The neurobiologic basis of late-life depressive symptoms is not well understood.
To test the hypothesis that neurodegeneration and neuronal density in brainstem aminergic nuclei are related to late-life depressive symptoms.
Design, Setting, Participants, and Exposure
Longitudinal clinicopathological cohort study at residences of participants in the Chicago, Illinois, metropolitan area. Participants included 124 older persons without dementia in the Rush Memory and Aging Project who had annual evaluations for a mean (SD) of 5.7 (2.8) years, died, and underwent a postmortem neuropathological examination that provided estimates of the densities of Lewy bodies, neurofibrillary tangles, and aminergic neurons in the locus ceruleus, dorsal raphe nucleus, substantia nigra, and ventral tegmental area.
Main Outcomes and Measures
The number of depressive symptoms (mean [SD], 1.61 [1.48]; range, 0-6; skewness, 0.94) on the Center for Epidemiological Studies Depression Scale averaged across annual evaluations.
Brainstem Lewy bodies were associated with depressive symptoms, and the association was attenuated in those taking antidepressant medication. Brainstem tangles were associated with more depressive symptoms in those without cognitive impairment but with fewer symptoms in those with mild cognitive impairment. Lower density of tyrosine hydroxylase–immunoreactive neurons in the ventral tegmental area was robustly associated with a higher level of depressive symptoms (mean [SE] estimate, −0.014 [0.003]; P < .001; 16.3% increase in adjusted R2). The association was not modified by medication use or cognitive impairment. Neither tyrosine hydroxlyase–immunoreactive neurons in the locus ceruleus nor tryptophan hydroxlyase–immunoreactive neurons in the dorsal raphe nucleus were related to depressive symptoms.
Conclusions and Relevance
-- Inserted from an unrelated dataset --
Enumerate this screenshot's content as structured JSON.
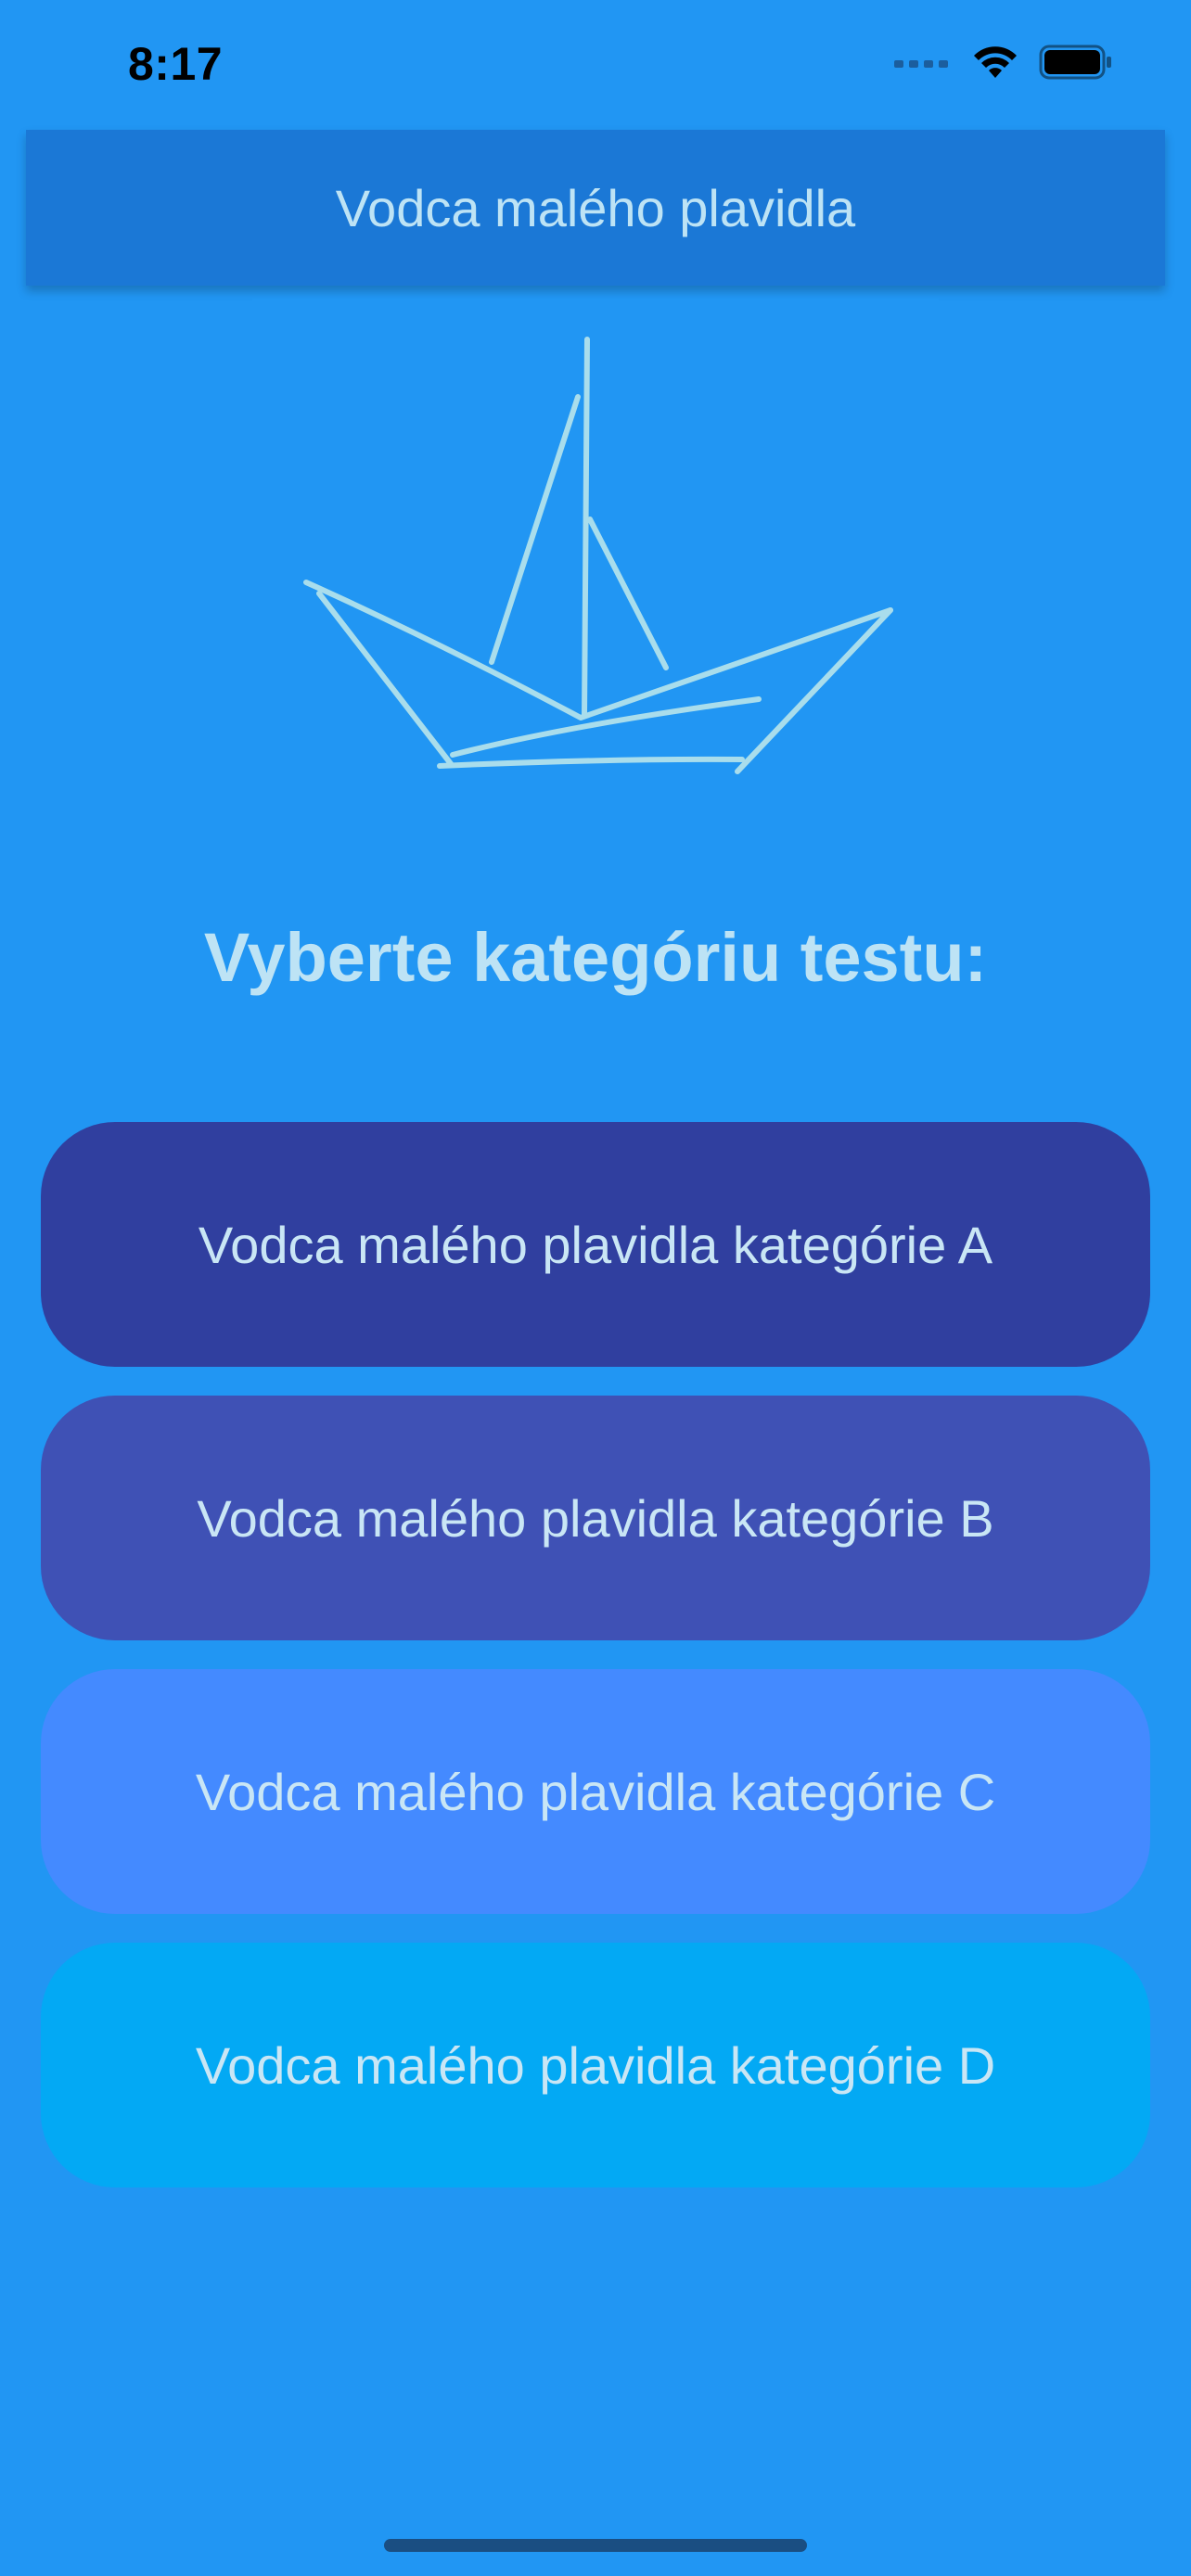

The results suggest that the mesolimbic dopamine system, especially the ventral tegmental area, has an important role in late-life depressive symptoms.